24 October 2012
It’s an exciting yet at times a physically demanding experience for those that seek to obtain their ski instructor qualifications through dedicated ski instructor courses during this winter season. Ask anyone who has been skiing for one week how they felt and I’m sure they will tell stories of aches and pains after only a few days on the slopes. To become a ski instructor and embark on a ski course that lasts 11 weeks is undoubtedly an extremely exciting thought. However on the flip side, this can seem exhausting seeing as a great deal of time is spent training on the mountain, in some cases 5 days a week, 5 hours a day. Aside from general fitness before starting a course an overlooked topic is good nutrition.
To maximise the time spent training and learning, the body needs good nutrition. This doesn’t mean eating like a rabbit or missing out on any of the night life, it simply means getting a bit prepared before leaving the condo everyday and selecting calories from foods packed with nutrition. On the slopes, skiing burns four to five hundred calories per hour so providing the muscles, brain and cardiovascular system with the right fuel to work at their best is essential...Regardless of what happened the night before, drink some water first thing in the morning. Luke warm water with a slice of lemon is ideal for the digestive system, but failing that, plain old water will do...Brilliant foods to eat in between runs are yoghurts, milkshakes, seeds, nuts, dried fruit, bananas, chocolate, sesame seed bars, ‘Trek’ and ’Nakd’ bars, raw dried fruit and nut bars, soya beans, wasabi peas, wholegrain rice cakes and oatcakes/biscuits...Some muscles contain up to 80% water and a drop of 1% or more can lead to a noticeable change in performance...Try and eat balanced meals to get an array of vitamins, minerals, proteins, antioxidants and fats. Ideally muscles need to repair as quickly as possible so eating well after an active day can help this. Try and get a minimum of 20 grams of protein in each meal from foods such as eggs, meat, fish and poultry. Packing some fish oil supplements in to the suitcase is also a good idea, but failing that, try and eat 3-4 portions of oily fish a week whilst on the course. Its better to choose vegetables over salads because they contain more carbohydrates, vitamins and minerals, which are all essential for tissue and muscle repair. Minimise deep fried foods as much as possible as high amounts of trans and saturated fats are not going to help the intestines absorb all the nutrients from the foods consumed. Its also worth noting that trans fats, commonly found in deep fried foods and some processed foods, are unnatural and even harmful. Before hitting the sack, eat or drink a slow release carbohydrates containing protein. This will prevent muscle break down overnight and will speed up repair from a days hard work. Ideal examples are hot chocolate, milk based smoothies, yogurt, low fat cheese, ice cream and milkshakes. Those that are lactose intolerant, most lactose free alternatives such as soy or oat milk products will do the job.

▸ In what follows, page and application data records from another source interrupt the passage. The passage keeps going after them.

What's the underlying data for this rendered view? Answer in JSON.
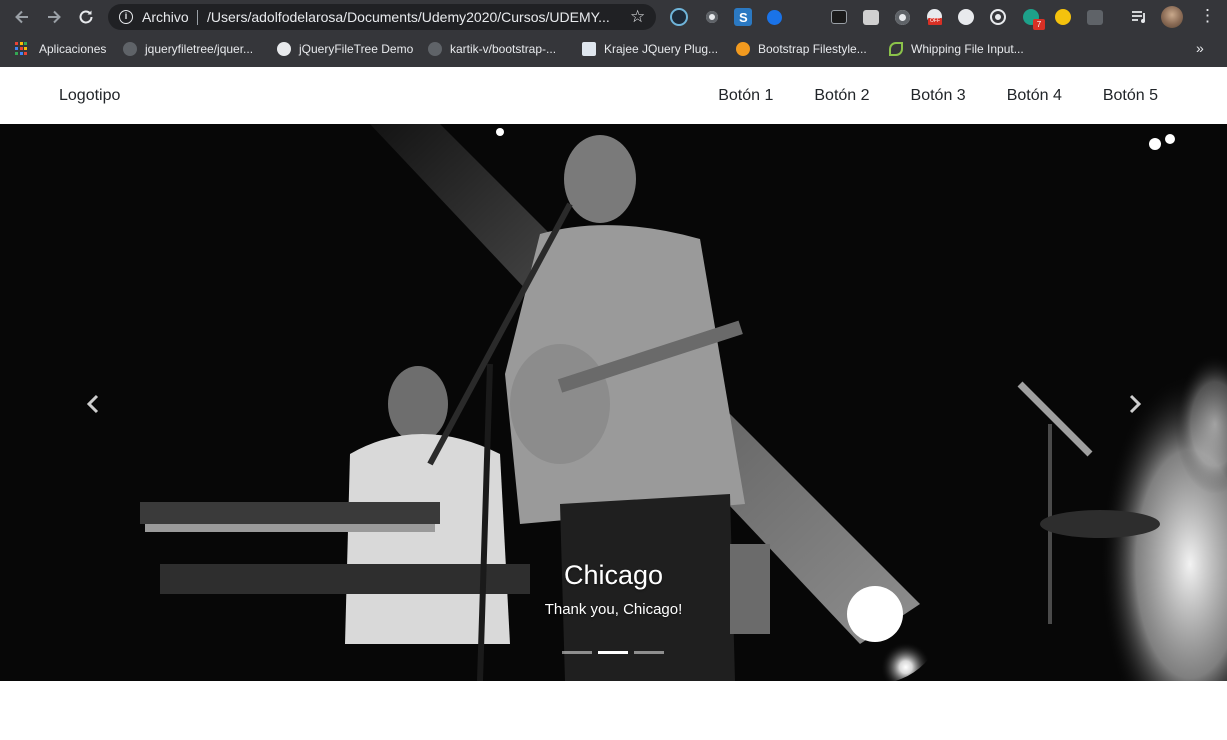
{
  "browser": {
    "address_scheme": "Archivo",
    "url": "/Users/adolfodelarosa/Documents/Udemy2020/Cursos/UDEMY...",
    "bookmarks": [
      {
        "label": "Aplicaciones",
        "icon": "apps-grid-icon"
      },
      {
        "label": "jqueryfiletree/jquer...",
        "icon": "github-icon"
      },
      {
        "label": "jQueryFileTree Demo",
        "icon": "globe-icon"
      },
      {
        "label": "kartik-v/bootstrap-...",
        "icon": "github-icon"
      },
      {
        "label": "Krajee JQuery Plug...",
        "icon": "krajee-icon"
      },
      {
        "label": "Bootstrap Filestyle...",
        "icon": "orange-fruit-icon"
      },
      {
        "label": "Whipping File Input...",
        "icon": "leaf-icon"
      }
    ],
    "extension_badge_count": "7",
    "off_badge": "OFF"
  },
  "navbar": {
    "logo": "Logotipo",
    "links": [
      "Botón 1",
      "Botón 2",
      "Botón 3",
      "Botón 4",
      "Botón 5"
    ]
  },
  "carousel": {
    "slide_title": "Chicago",
    "slide_text": "Thank you, Chicago!",
    "indicator_count": 3,
    "active_indicator": 2
  },
  "colors": {
    "chrome_bg": "#35363a",
    "omnibox_bg": "#202124",
    "nav_text": "#212529",
    "carousel_bg": "#050505"
  }
}
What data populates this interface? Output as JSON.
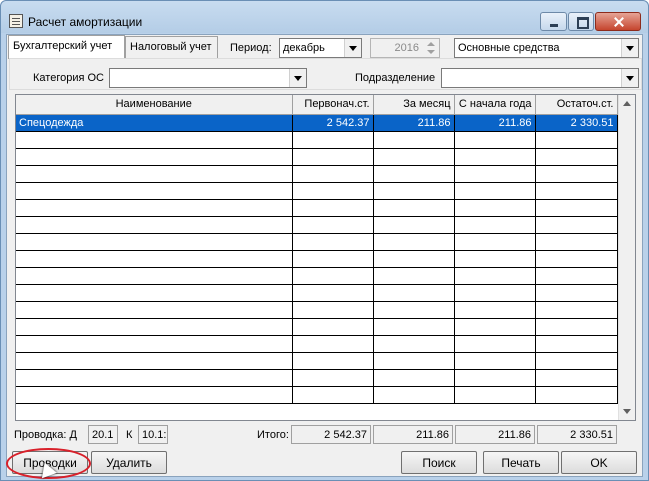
{
  "window": {
    "title": "Расчет амортизации"
  },
  "tabs": [
    {
      "label": "Бухгалтерский учет",
      "active": true
    },
    {
      "label": "Налоговый учет",
      "active": false
    }
  ],
  "period": {
    "label": "Период:",
    "month": "декабрь",
    "year": "2016"
  },
  "asset_type": {
    "value": "Основные средства"
  },
  "filters": {
    "category_label": "Категория ОС",
    "category_value": "",
    "division_label": "Подразделение",
    "division_value": ""
  },
  "table": {
    "columns": [
      "Наименование",
      "Первонач.ст.",
      "За месяц",
      "С начала года",
      "Остаточ.ст."
    ],
    "rows": [
      [
        "Спецодежда",
        "2 542.37",
        "211.86",
        "211.86",
        "2 330.51"
      ]
    ]
  },
  "footer": {
    "posting_label": "Проводка: Д",
    "debit": "20.1",
    "credit_label": "К",
    "credit": "10.1:",
    "total_label": "Итого:",
    "totals": [
      "2 542.37",
      "211.86",
      "211.86",
      "2 330.51"
    ]
  },
  "buttons": {
    "postings": "Проводки",
    "delete": "Удалить",
    "search": "Поиск",
    "print": "Печать",
    "ok": "OK"
  },
  "colors": {
    "selection": "#0a64c8",
    "highlight_ring": "#d8202a"
  }
}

For those that join NothinButSnow’s ski instructor courses can rest assured our included meals are of the highest quality. All meals use high quality ingredients, including organic and natural foods with no added preservatives, transfats or harmful flavour enhancers (such as MSG).

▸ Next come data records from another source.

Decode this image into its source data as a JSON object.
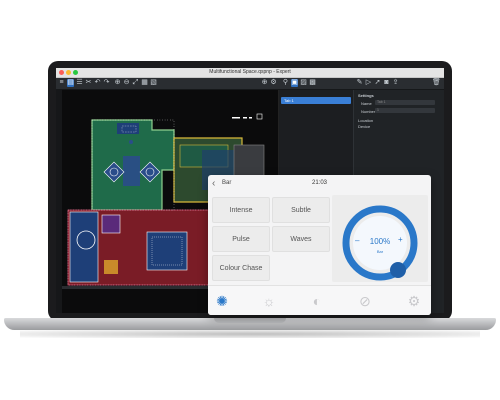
{
  "window": {
    "title": "Multifunctional Space.qspnp - Expert"
  },
  "panel": {
    "selected_item": "Tab 1",
    "section_title": "Settings",
    "name_label": "Name",
    "name_value": "Tab 1",
    "number_label": "Number",
    "number_value": "1",
    "location_label": "Location",
    "device_label": "Device"
  },
  "tablet": {
    "page_title": "Bar",
    "time": "21:03",
    "buttons": [
      "Intense",
      "Subtle",
      "Pulse",
      "Waves",
      "Colour Chase"
    ],
    "dial_value": "100%",
    "dial_minus": "–",
    "dial_plus": "+",
    "dial_label": "Bar",
    "bottom_icons": [
      "gear-multi-icon",
      "sun-icon",
      "contrast-icon",
      "compass-icon",
      "settings-icon"
    ]
  },
  "colors": {
    "accent": "#2a78c9",
    "selected": "#3a7fd6",
    "board_green": "#1f6b4a",
    "board_blue": "#1e3f78",
    "board_red": "#7a1c26",
    "board_yellow": "#d9b93a"
  }
}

So remember this season be mindful of the food and liquid going in to the body. It’s surprising how greatly it can affect performance.
This article was written by NothinButSnow and Mind Health Movement. Written by Gabriella Clark, a nutrition expert and Leigh Mocock, director and qualified ski instructor. NothinButSnow run ski and snowboard instructor courses in beautiful British Columbia Canada.
For the original version on PRWeb visit: http://www.prweb.com/releases/prweb2012/10/prweb10041458.htm